A quickie to point to a paper in the New England Journal of Medicine which summarises the ongoing outbreak of Ebola in Guinea (1). Sequencing of the virus from several patients points to a new strain of Ebola Zaire, related but distinct from the strains which have caused previous outbreaks in the Democratic Republic of Conga and Gabon.
Figure 2 demonstrates the suspected chain of transmission for some of the cases and makes for sad reading. The index case is thought to be a 2 year old child who got sick on the 2nd December 2013 and died on the 6th of December. Their mother died on the 13th of December, their 3 year old sibling on the 29th and their grandmother on the 1st January 2014. The nurse and village midwife also died as did relatives and friends who attended the grandmother’s funeral.
As of the 22nd April, the World Health Organisation put the number of cases in Guinea at 208, including 136 deaths, while there have been 6 confirmed cases, including 6 deaths, and 2 probable and 26 suspected cases in neighbouring Liberia.

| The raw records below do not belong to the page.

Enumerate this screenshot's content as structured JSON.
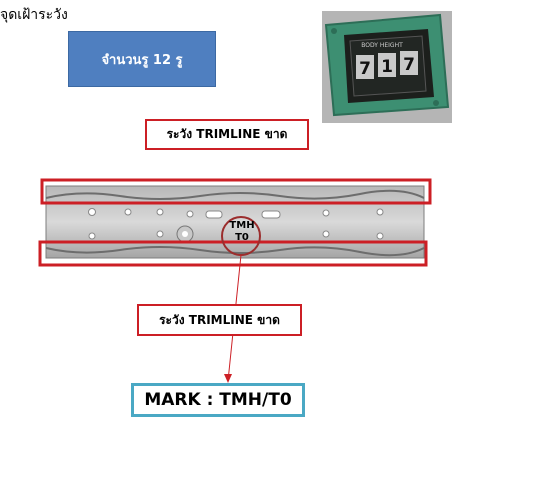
{
  "title": "จุดเฝ้าระวัง",
  "hole_count_label": "จำนวนรู 12 รู",
  "callout_top": "ระวัง TRIMLINE ขาด",
  "callout_bottom": "ระวัง TRIMLINE ขาด",
  "part_mark_line1": "TMH",
  "part_mark_line2": "T0",
  "mark_label": "MARK : TMH/T0",
  "photo": {
    "digits": [
      "7",
      "1",
      "7"
    ],
    "top_text": "BODY HEIGHT"
  },
  "colors": {
    "highlight": "#cc1f25",
    "blue_box": "#4f7fc0",
    "mark_border": "#4aa8c4"
  }
}
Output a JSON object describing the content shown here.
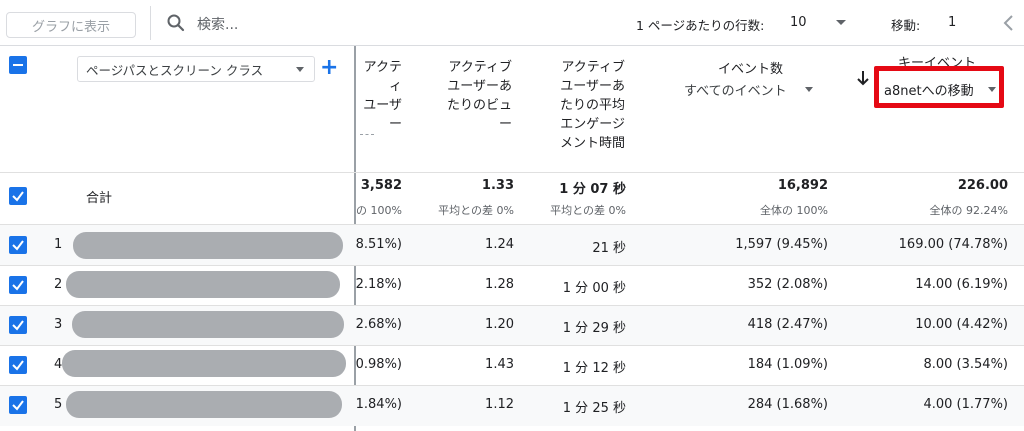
{
  "toolbar": {
    "graph_button": "グラフに表示",
    "search_placeholder": "検索...",
    "rows_label": "1 ページあたりの行数:",
    "rows_value": "10",
    "goto_label": "移動:",
    "goto_value": "1"
  },
  "dimension": {
    "select_label": "ページパスとスクリーン クラス",
    "add_symbol": "+"
  },
  "columns": {
    "col1": [
      "アクティ",
      "ユーザ",
      "ー"
    ],
    "col2": [
      "アクティブ",
      "ユーザーあ",
      "たりのビュ",
      "ー"
    ],
    "col3": [
      "アクティブ",
      "ユーザーあ",
      "たりの平均",
      "エンゲージ",
      "メント時間"
    ],
    "event_title": "イベント数",
    "event_select": "すべてのイベント",
    "key_title": "キーイベント",
    "key_select": "a8netへの移動"
  },
  "totals": {
    "label": "合計",
    "c1": "3,582",
    "c1_sub": "の 100%",
    "c2": "1.33",
    "c2_sub": "平均との差 0%",
    "c3": "1 分 07 秒",
    "c3_sub": "平均との差 0%",
    "c4": "16,892",
    "c4_sub": "全体の 100%",
    "c5": "226.00",
    "c5_sub": "全体の 92.24%"
  },
  "rows": [
    {
      "n": "1",
      "c1": "8.51%)",
      "c2": "1.24",
      "c3": "21 秒",
      "c4": "1,597 (9.45%)",
      "c5": "169.00 (74.78%)"
    },
    {
      "n": "2",
      "c1": "2.18%)",
      "c2": "1.28",
      "c3": "1 分 00 秒",
      "c4": "352 (2.08%)",
      "c5": "14.00 (6.19%)"
    },
    {
      "n": "3",
      "c1": "2.68%)",
      "c2": "1.20",
      "c3": "1 分 29 秒",
      "c4": "418 (2.47%)",
      "c5": "10.00 (4.42%)"
    },
    {
      "n": "4",
      "c1": "0.98%)",
      "c2": "1.43",
      "c3": "1 分 12 秒",
      "c4": "184 (1.09%)",
      "c5": "8.00 (3.54%)"
    },
    {
      "n": "5",
      "c1": "1.84%)",
      "c2": "1.12",
      "c3": "1 分 25 秒",
      "c4": "284 (1.68%)",
      "c5": "4.00 (1.77%)"
    }
  ],
  "colors": {
    "accent": "#1a73e8",
    "highlight": "#e50914"
  }
}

The World Health Organisation is also worried about the number of cases of Middle Eastern Respiratory Syndrome (MERS). Since April 2012 there have been 254 lab‐confirmed cases, with 93 deaths. Cases are mainly in the Middle East but have been reported in Europe, North Africa and Asia. As much as 75% of the recently reported cases appear to be as a result of human to human transmission and there have been a number of healthcare associated outbreaks, which is a worry. The Canadian Press reported a few days ago that the number of known infections has skyrocketed in recent days, with Saudi Arabia alone reporting 48 cases over a two day period last week.